Walk around the village
The best place to start a walk around Jimena is in the Plaza de la Constitución.
Entering the village on Avenida los Deportes (Av. los Deportes), you will find a number of parking spaces and a small car park area just below the square itself.
If you’ve arrived in the town early, Restaurante La Tasca in the bottom left corner of Plaza de la Constitución is a great place to have a bite to eat and a coffee to prepare you for the walk ahead.
Starting up Calle San Sebastian along the left hand side of the square, this pedestrianised street offers a charming example of the architecture and properties which can be found all over Jimena. You can admire the large flower pots with beautiful plants placed in the middle of the street, as well as the various flowers on balconies and facades of some houses.
At the end of Calle San Sebastian, carry on to Calle Barrera. On the corner at the end of this street you will see Iglesia de San Francisco. This historic building was renovated in the mid-20th century; little is known about the original structure of the church, but it is assumed that it was a hermitage most likely in the 16th century.
Turning left at the church to go up Calle San Francisco, you then join onto Calle Consuelo and continue upwards. As you climb this street, the view stretches out over the rooftops of the village to the green fields of the countryside beyond.
At the top of Calle Consuelo, take a left to join Calle Caminete de la Luna and look out for the house with a pretty ceramic name plate ‘Casa de Luna’ to ensure you’re on the right track. Walking a few yards on, you’ll spot a red sign directing you up Calle Crúz del Rincón to Jimena Castle (Castillo de Jimena). About halfway up this street you will find another red sign pointing you down an alleyway, which leads to the old Iglesia de la Misericordia; today this is used as the village’s tourist office. The weathervane on top of this building is the logo for the tourist office of Jimena itself.

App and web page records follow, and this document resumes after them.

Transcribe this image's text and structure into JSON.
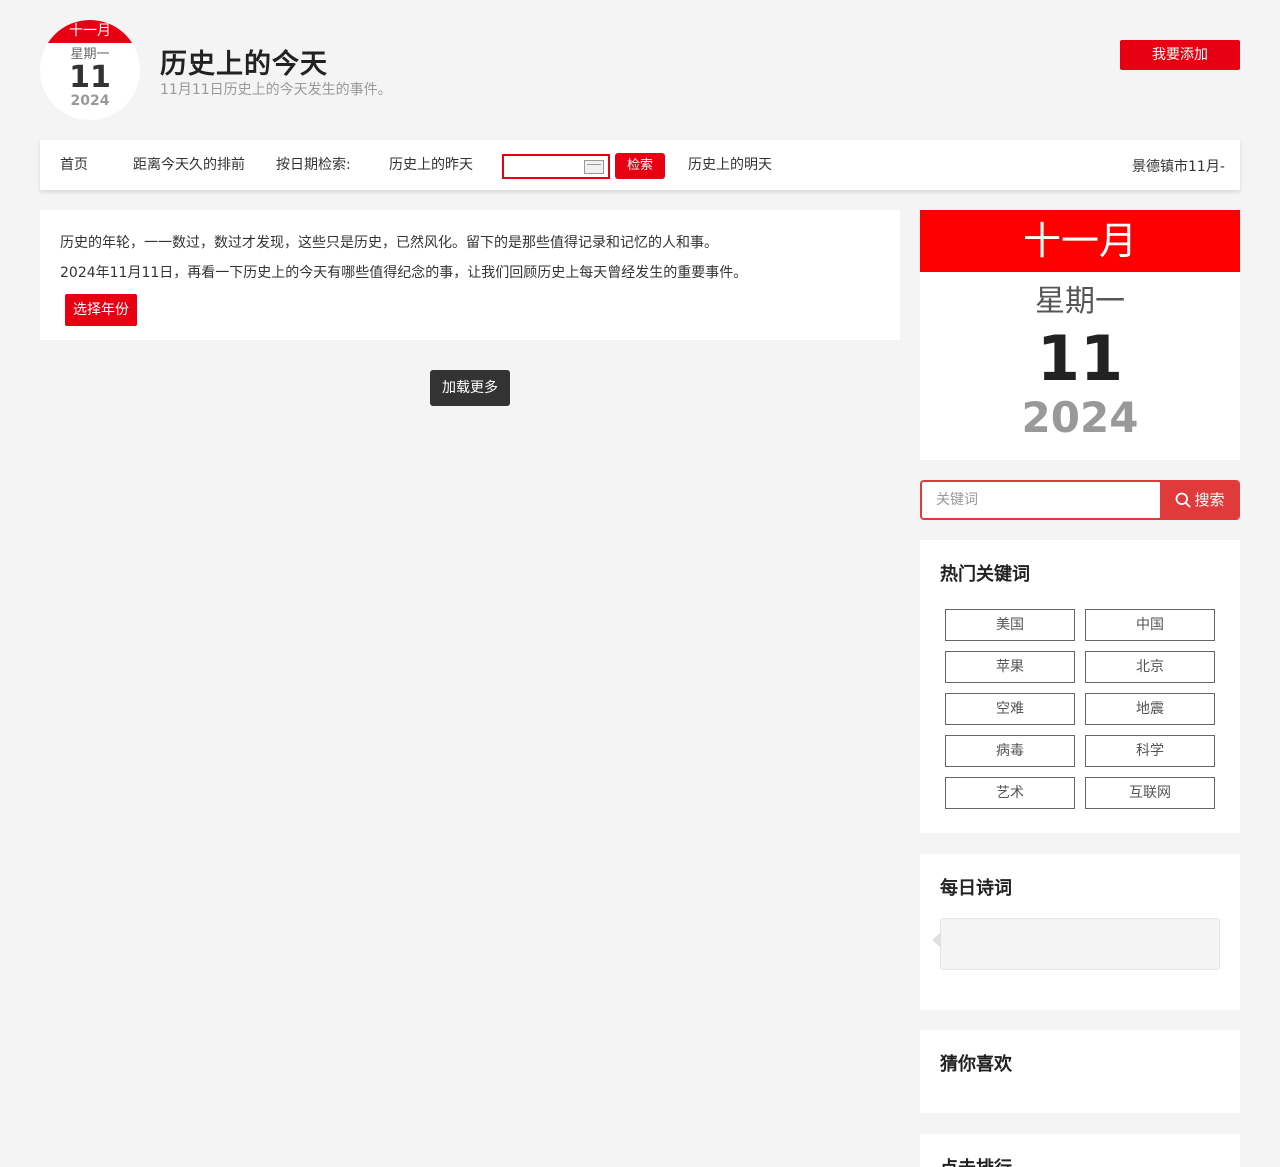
{
  "header": {
    "logo": {
      "month": "十一月",
      "weekday": "星期一",
      "day": "11",
      "year": "2024"
    },
    "title": "历史上的今天",
    "subtitle": "11月11日历史上的今天发生的事件。",
    "add_button": "我要添加"
  },
  "nav": {
    "home": "首页",
    "ranking": "距离今天久的排前",
    "date_search_label": "按日期检索:",
    "yesterday": "历史上的昨天",
    "search_button": "检索",
    "tomorrow": "历史上的明天",
    "ticker": "景德镇市11月-"
  },
  "intro": {
    "line1": "历史的年轮，一一数过，数过才发现，这些只是历史，已然风化。留下的是那些值得记录和记忆的人和事。",
    "line2": "2024年11月11日，再看一下历史上的今天有哪些值得纪念的事，让我们回顾历史上每天曾经发生的重要事件。",
    "year_button": "选择年份"
  },
  "load_more": "加载更多",
  "calendar": {
    "month": "十一月",
    "weekday": "星期一",
    "day": "11",
    "year": "2024"
  },
  "search": {
    "placeholder": "关键词",
    "button": "搜索"
  },
  "hot_keywords": {
    "title": "热门关键词",
    "tags": [
      "美国",
      "中国",
      "苹果",
      "北京",
      "空难",
      "地震",
      "病毒",
      "科学",
      "艺术",
      "互联网"
    ]
  },
  "daily_poem": {
    "title": "每日诗词"
  },
  "guess_like": {
    "title": "猜你喜欢"
  },
  "click_rank": {
    "title": "点击排行"
  },
  "colors": {
    "accent": "#e60012",
    "search_accent": "#e03a3a",
    "dark_button": "#333333",
    "background": "#f4f4f4"
  }
}
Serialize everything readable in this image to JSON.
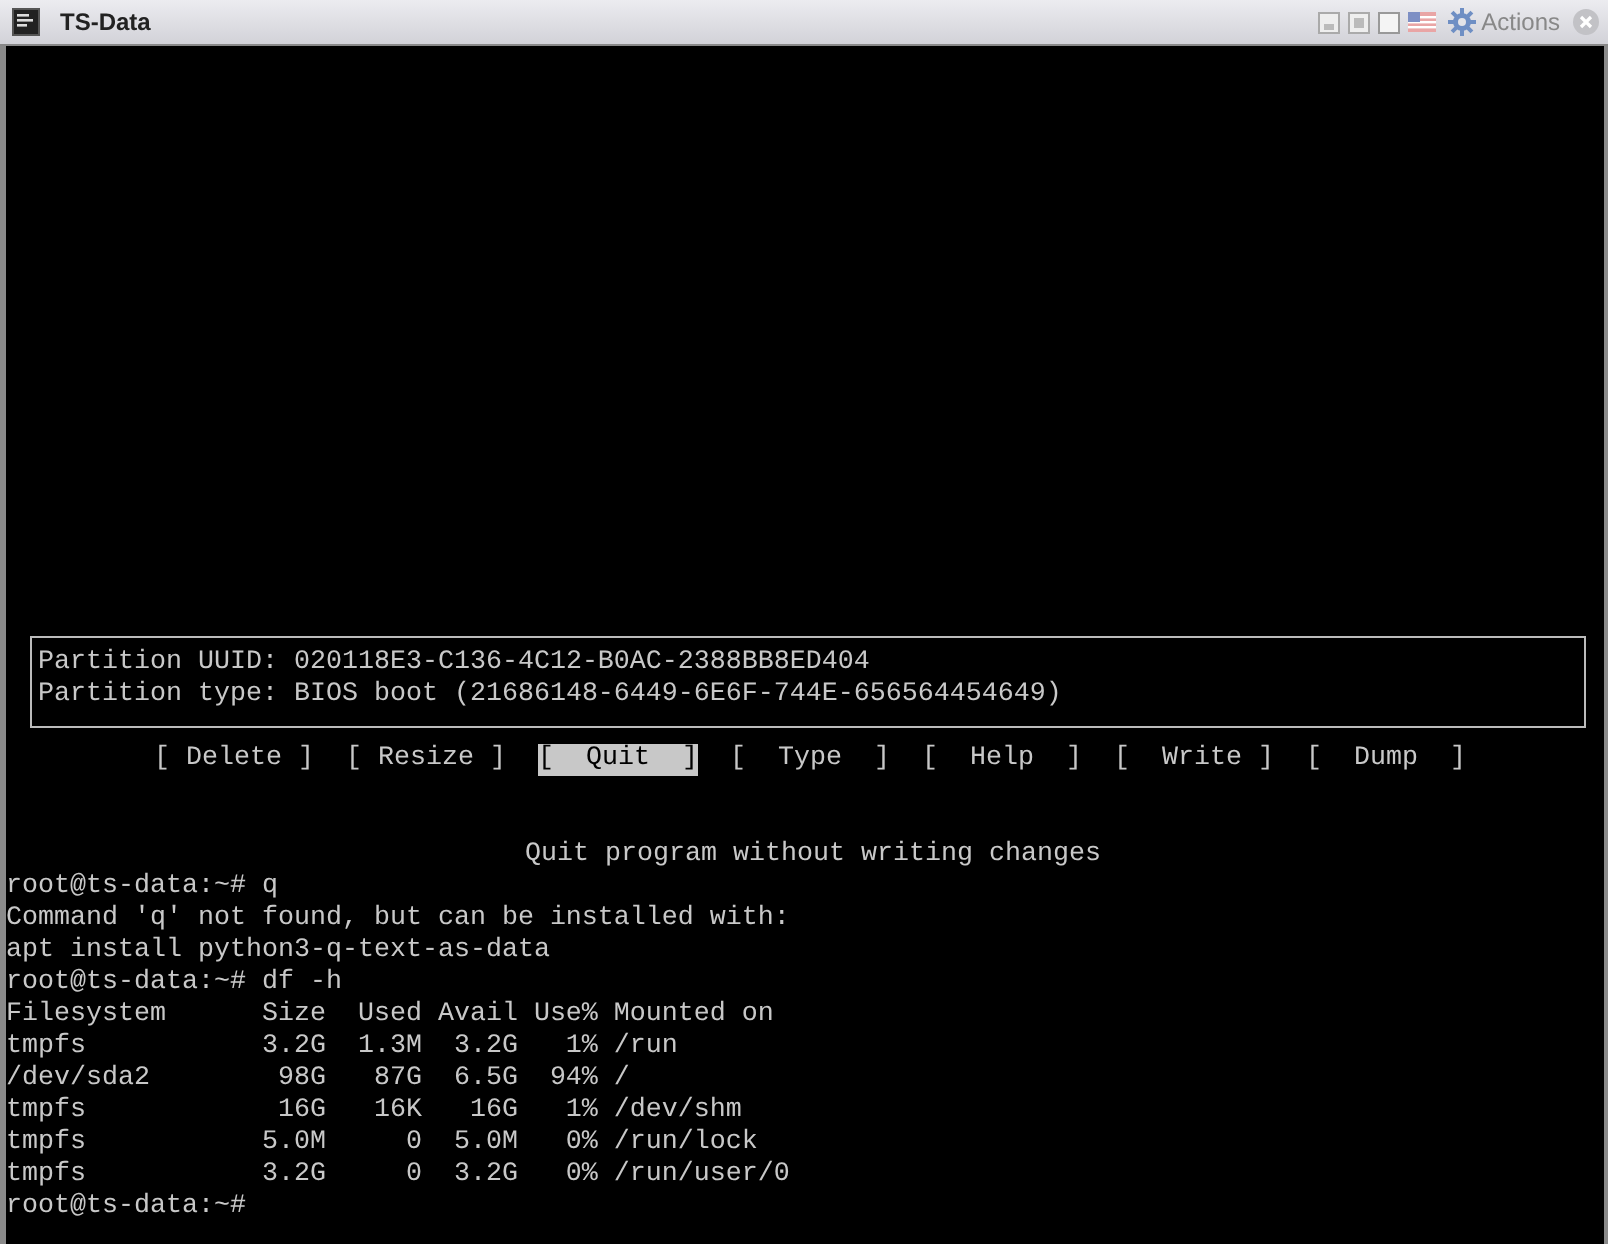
{
  "window": {
    "title": "TS-Data",
    "actions_label": "Actions"
  },
  "partition_info": [
    "Partition UUID: 020118E3-C136-4C12-B0AC-2388BB8ED404",
    "Partition type: BIOS boot (21686148-6449-6E6F-744E-656564454649)"
  ],
  "menu": [
    {
      "label": "[ Delete ]",
      "selected": false
    },
    {
      "label": "[ Resize ]",
      "selected": false
    },
    {
      "label": "[  Quit  ]",
      "selected": true
    },
    {
      "label": "[  Type  ]",
      "selected": false
    },
    {
      "label": "[  Help  ]",
      "selected": false
    },
    {
      "label": "[  Write ]",
      "selected": false
    },
    {
      "label": "[  Dump  ]",
      "selected": false
    }
  ],
  "hint": "Quit program without writing changes",
  "terminal_lines": [
    "root@ts-data:~# q",
    "Command 'q' not found, but can be installed with:",
    "apt install python3-q-text-as-data",
    "root@ts-data:~# df -h",
    "Filesystem      Size  Used Avail Use% Mounted on",
    "tmpfs           3.2G  1.3M  3.2G   1% /run",
    "/dev/sda2        98G   87G  6.5G  94% /",
    "tmpfs            16G   16K   16G   1% /dev/shm",
    "tmpfs           5.0M     0  5.0M   0% /run/lock",
    "tmpfs           3.2G     0  3.2G   0% /run/user/0",
    "root@ts-data:~#"
  ]
}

From the tourist office you may be lucky and catch a tour up to the castle. The castle is open for you to explore freely at your leisure from Monday to Thursday 09:00 – 20:00 and Friday, Saturday, Sunday 09:00 – 21:00. It really is worth a visit, with great views for taking pictures. You can check out our History and Castle of Jimena de la Frontera pages for information on the different aspects of the castle and it’s past.
After completing a trip around the castle, or simply admiring it from below, retrace your steps back down the alley which led you to the tourist office and go back down Calle Cruz del Rincón, turning left onto Calle Caminete de la Luna and shortly right back onto Calle Consuelo. As you descend, stay on this street rather than turning left as the road forks, and eventually you will come across the charming Hostal Anon. This is a perfect spot to stop, eat and recharge after your visit to the castle, or even to stay overnight.
At the end of Calle Consuelo look out for a brown sign on the right, pointing you towards the Real Fabrica de Artilleria de Carlos III and a hiking route along the Rio Hozgarganta. Turn left onto Calle La Vaca and then shortly after right when you see another brown sign.
At the end of this street, make a left and join Callejón de la Vaca, heading towards the riverside hiking route, which takes you around Jimena and eventually leads you back to Plaza del Puerto Morán at the top end of the village. To find the start of this route continue down Callejón de la Vaca and Calle Pasada de Alcalá until you reach the second-to-last right-turn before the bridge over the river leading away from town. On this corner there will be another route sign, as well as a bigger green sign, indicating the river hiking route. For more information on this route, see our River Hozgarganta Walk page.
The end of this route should lead you to Plaza del Puerto Morán at the northern end of the village. Walking straight on to Calle Sevilla, turn left then take the next right down Calle Calzada. When you get to Calle Santa Ana turn left, then follow this street until you turn right into Plaza Llano de la Victoria. Here the Iglesia de Nuestra Señora de la Victoria stands tall against the small square and children’s playground. This may date from the 17th century, although other documents suggest it is much older – according to a testament to the church from the late 16th century, it offered mass and burial services. The convent located there, which makes up part of the church, is a clear example of where people who were part of the Mendicant Orders (Christian religious orders that adopted a lifestyle of poverty, traveling, and living in urban areas for the purposes of preaching, evangelization, and ministry) would stay, which tells us a little more about the history of the building.
Retracing your steps, turn left out of Calle Calzada to take you back onto Calle Sevilla, this time continue down this street and you will arrive in Plaza de la Constitución (along the opposite side from where you started). Along Calle Sevilla there are various points of interest, such as Plaza Olof Palme containing the municipal library and the town hall (Ayuntamiento de Jimena de la Frontera). There is also a museum about the Spanish Civil War, Casa de la Memoria de La Sauceda – look out for the flag of the Second Republic of Spain flying outside.
Arriving at the end of Calle Sevilla, you will be at the edge of the Plaza de la Constitución, almost opposite where you started. At this end of the square you will see El Ventorrillero restaurant, which offers you a good place to eat and drink before leaving the main part of this traditional Andalusian village.